§ TASK PROMPT
In the data, find the word "more" and copy out every line that has it.

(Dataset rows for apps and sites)

================

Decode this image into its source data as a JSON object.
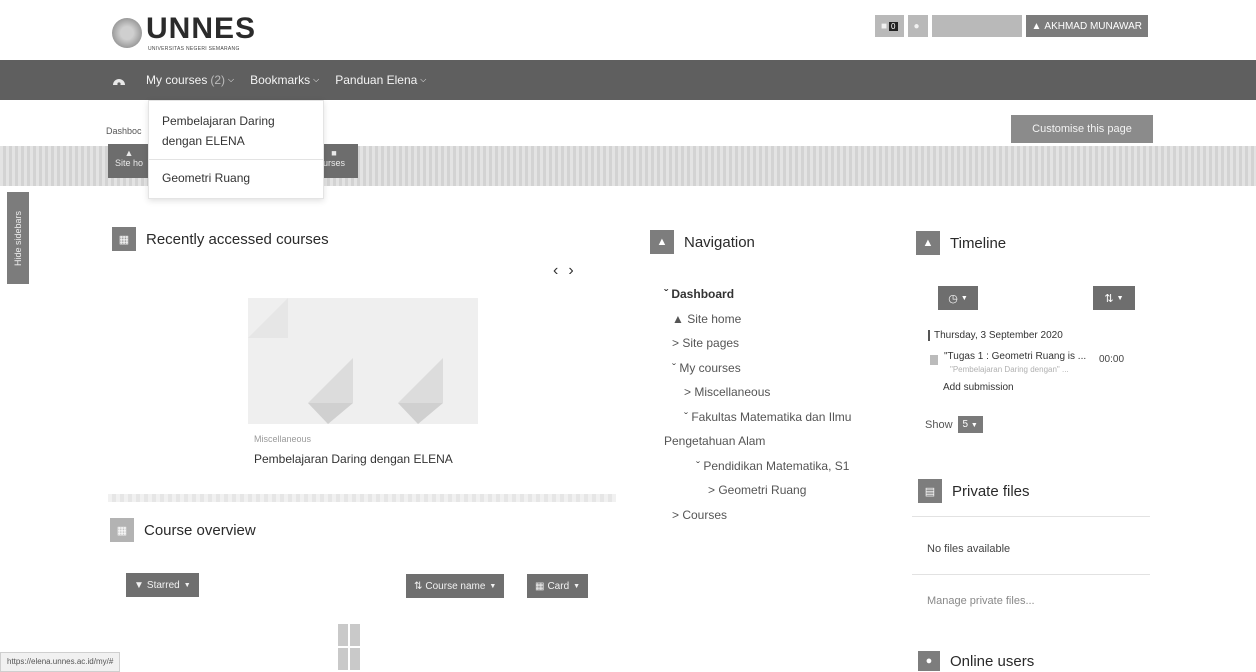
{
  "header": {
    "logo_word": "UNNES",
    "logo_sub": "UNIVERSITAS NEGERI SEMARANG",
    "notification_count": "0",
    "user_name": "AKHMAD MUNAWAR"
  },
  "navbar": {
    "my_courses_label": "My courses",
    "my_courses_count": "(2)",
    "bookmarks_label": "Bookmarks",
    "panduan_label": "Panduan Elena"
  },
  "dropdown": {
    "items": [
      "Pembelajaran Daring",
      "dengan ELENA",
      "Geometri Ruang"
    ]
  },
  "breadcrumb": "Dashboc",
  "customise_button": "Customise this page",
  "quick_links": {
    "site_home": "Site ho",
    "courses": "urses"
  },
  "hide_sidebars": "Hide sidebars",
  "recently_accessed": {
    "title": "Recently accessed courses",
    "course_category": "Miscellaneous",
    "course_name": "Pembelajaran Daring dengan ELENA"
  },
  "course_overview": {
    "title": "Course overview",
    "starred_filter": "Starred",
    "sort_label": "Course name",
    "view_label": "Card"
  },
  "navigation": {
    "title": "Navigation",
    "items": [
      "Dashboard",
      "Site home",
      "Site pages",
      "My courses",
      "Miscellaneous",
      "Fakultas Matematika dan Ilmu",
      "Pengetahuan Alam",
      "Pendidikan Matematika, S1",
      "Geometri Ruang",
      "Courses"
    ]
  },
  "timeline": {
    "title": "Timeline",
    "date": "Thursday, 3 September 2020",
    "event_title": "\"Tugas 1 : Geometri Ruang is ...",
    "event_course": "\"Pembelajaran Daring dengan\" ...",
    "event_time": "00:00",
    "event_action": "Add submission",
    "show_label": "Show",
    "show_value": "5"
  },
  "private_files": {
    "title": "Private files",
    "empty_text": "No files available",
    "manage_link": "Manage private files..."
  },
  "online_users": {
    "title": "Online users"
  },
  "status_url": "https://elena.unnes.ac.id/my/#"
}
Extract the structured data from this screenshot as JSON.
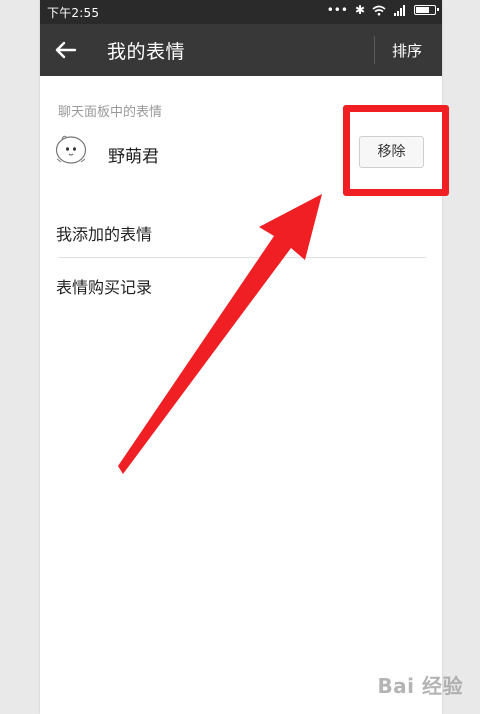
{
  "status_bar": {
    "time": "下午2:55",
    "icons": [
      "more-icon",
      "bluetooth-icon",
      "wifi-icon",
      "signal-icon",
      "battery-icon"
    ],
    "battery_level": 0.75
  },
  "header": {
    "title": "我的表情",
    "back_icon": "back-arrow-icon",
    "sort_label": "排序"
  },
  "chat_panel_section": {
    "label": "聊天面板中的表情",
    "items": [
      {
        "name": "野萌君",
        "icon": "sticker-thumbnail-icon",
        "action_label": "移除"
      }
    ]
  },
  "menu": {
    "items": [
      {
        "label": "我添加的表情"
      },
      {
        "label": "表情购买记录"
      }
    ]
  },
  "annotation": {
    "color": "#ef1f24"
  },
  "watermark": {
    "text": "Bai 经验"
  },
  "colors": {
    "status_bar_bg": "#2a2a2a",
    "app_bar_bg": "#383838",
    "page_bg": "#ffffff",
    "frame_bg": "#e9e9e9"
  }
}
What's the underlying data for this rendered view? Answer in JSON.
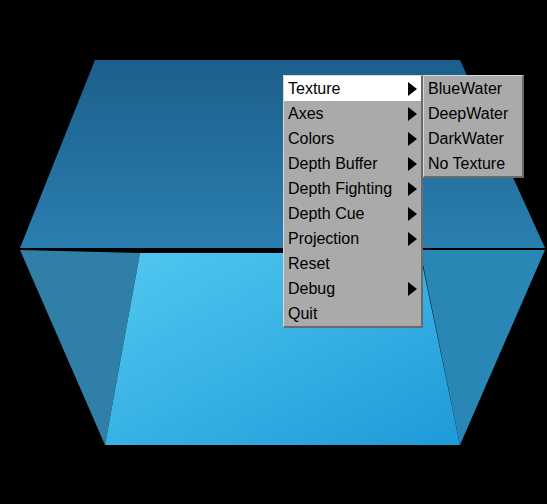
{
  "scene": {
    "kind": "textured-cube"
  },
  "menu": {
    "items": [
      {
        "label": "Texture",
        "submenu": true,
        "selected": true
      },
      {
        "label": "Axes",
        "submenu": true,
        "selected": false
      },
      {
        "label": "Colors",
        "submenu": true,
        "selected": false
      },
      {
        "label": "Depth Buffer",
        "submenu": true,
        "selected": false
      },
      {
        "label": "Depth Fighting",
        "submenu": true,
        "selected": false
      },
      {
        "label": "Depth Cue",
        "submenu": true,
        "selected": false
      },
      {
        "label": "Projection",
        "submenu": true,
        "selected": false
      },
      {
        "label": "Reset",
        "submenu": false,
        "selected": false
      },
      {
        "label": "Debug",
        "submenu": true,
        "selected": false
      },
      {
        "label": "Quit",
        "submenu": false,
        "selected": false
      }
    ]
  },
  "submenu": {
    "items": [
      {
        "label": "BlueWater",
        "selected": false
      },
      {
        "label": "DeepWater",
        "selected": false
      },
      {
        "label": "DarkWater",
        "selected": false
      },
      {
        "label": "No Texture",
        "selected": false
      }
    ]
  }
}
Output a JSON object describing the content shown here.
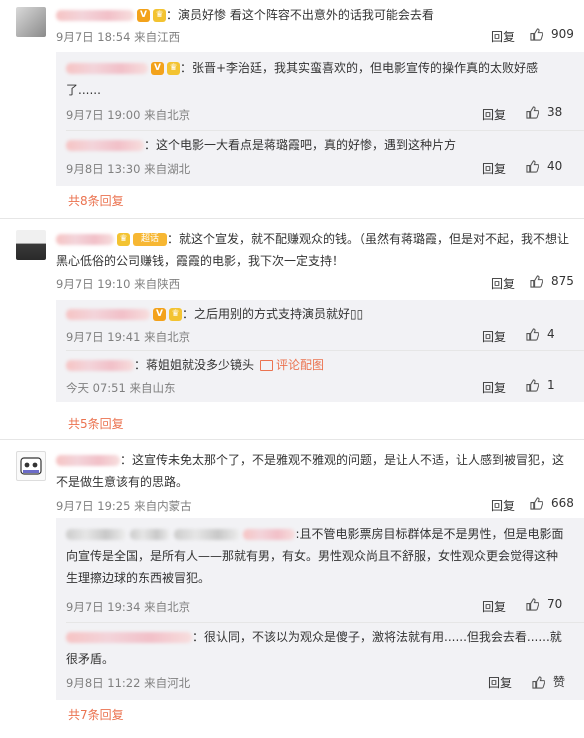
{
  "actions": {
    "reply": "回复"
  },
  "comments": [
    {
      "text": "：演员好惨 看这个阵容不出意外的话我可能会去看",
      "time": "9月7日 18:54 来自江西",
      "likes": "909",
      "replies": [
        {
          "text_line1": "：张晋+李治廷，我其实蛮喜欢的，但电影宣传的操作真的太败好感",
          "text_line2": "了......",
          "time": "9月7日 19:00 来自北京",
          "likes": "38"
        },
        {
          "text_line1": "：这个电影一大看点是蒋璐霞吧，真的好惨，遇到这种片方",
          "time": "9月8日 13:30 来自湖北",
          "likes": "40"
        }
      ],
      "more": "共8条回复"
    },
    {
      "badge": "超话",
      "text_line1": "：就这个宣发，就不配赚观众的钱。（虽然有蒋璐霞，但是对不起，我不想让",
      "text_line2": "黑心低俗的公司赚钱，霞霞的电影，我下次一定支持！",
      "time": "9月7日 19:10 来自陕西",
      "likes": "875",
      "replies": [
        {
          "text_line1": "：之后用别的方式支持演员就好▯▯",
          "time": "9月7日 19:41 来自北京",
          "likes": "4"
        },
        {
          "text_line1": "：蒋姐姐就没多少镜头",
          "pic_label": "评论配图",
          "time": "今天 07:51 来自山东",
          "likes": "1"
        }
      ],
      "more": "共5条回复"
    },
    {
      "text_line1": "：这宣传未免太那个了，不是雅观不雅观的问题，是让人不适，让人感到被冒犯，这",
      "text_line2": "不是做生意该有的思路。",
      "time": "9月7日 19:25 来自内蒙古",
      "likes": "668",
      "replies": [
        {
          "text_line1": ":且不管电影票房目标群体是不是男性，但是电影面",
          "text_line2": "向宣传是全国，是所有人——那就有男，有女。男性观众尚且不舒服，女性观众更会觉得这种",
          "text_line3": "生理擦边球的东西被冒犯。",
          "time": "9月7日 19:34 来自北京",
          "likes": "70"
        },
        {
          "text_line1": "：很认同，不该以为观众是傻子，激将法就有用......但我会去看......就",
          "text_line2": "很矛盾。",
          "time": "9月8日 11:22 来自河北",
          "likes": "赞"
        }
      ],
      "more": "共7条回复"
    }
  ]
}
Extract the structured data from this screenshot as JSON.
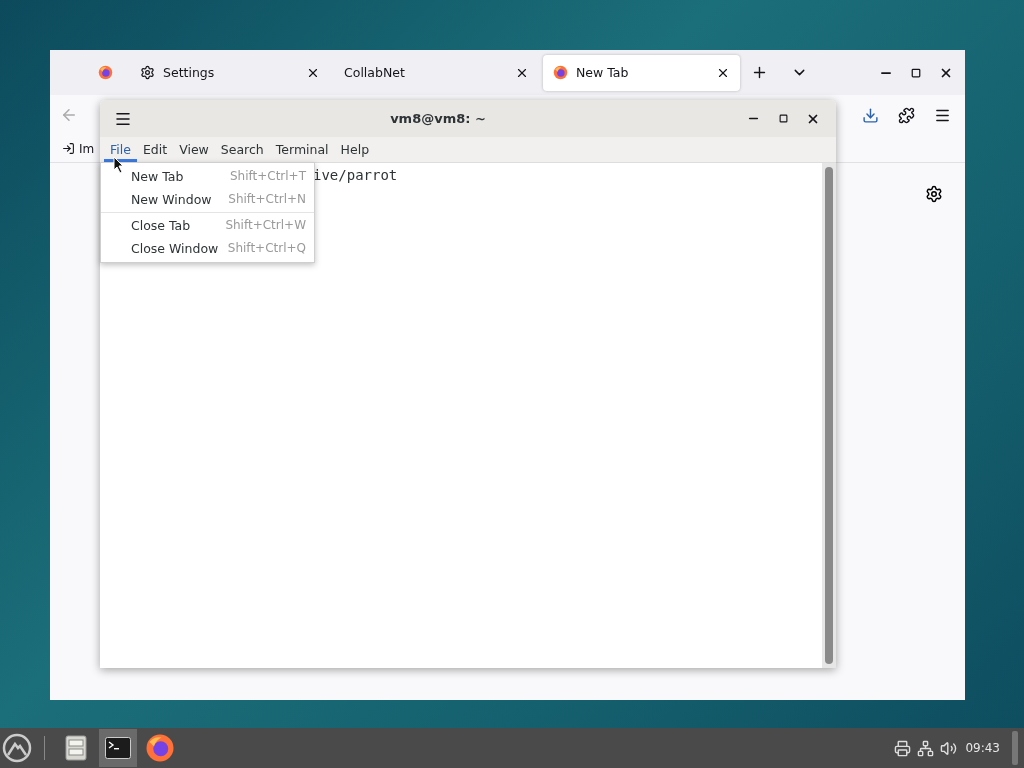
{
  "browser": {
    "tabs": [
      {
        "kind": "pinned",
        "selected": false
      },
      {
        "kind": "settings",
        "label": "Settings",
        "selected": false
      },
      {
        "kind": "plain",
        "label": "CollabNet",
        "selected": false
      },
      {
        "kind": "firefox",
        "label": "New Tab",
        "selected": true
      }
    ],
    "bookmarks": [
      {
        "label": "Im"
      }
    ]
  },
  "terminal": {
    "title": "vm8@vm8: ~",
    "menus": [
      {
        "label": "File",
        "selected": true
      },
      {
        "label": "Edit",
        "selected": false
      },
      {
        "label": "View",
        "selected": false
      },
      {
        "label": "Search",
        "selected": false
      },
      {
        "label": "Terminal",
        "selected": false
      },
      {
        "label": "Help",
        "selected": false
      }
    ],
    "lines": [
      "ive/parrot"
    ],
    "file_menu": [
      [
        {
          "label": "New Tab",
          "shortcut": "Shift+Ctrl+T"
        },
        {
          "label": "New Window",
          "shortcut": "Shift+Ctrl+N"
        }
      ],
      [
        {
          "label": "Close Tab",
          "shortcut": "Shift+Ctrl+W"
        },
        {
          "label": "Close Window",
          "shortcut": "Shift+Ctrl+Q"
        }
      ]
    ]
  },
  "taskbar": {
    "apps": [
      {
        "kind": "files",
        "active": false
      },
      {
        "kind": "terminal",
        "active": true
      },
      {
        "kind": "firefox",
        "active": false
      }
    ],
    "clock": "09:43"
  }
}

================

§ EXPECTED ANSWER
      "more-icon",
      "more": "共8条回复"
      "more": "共5条回复"
      "more": "共7条回复"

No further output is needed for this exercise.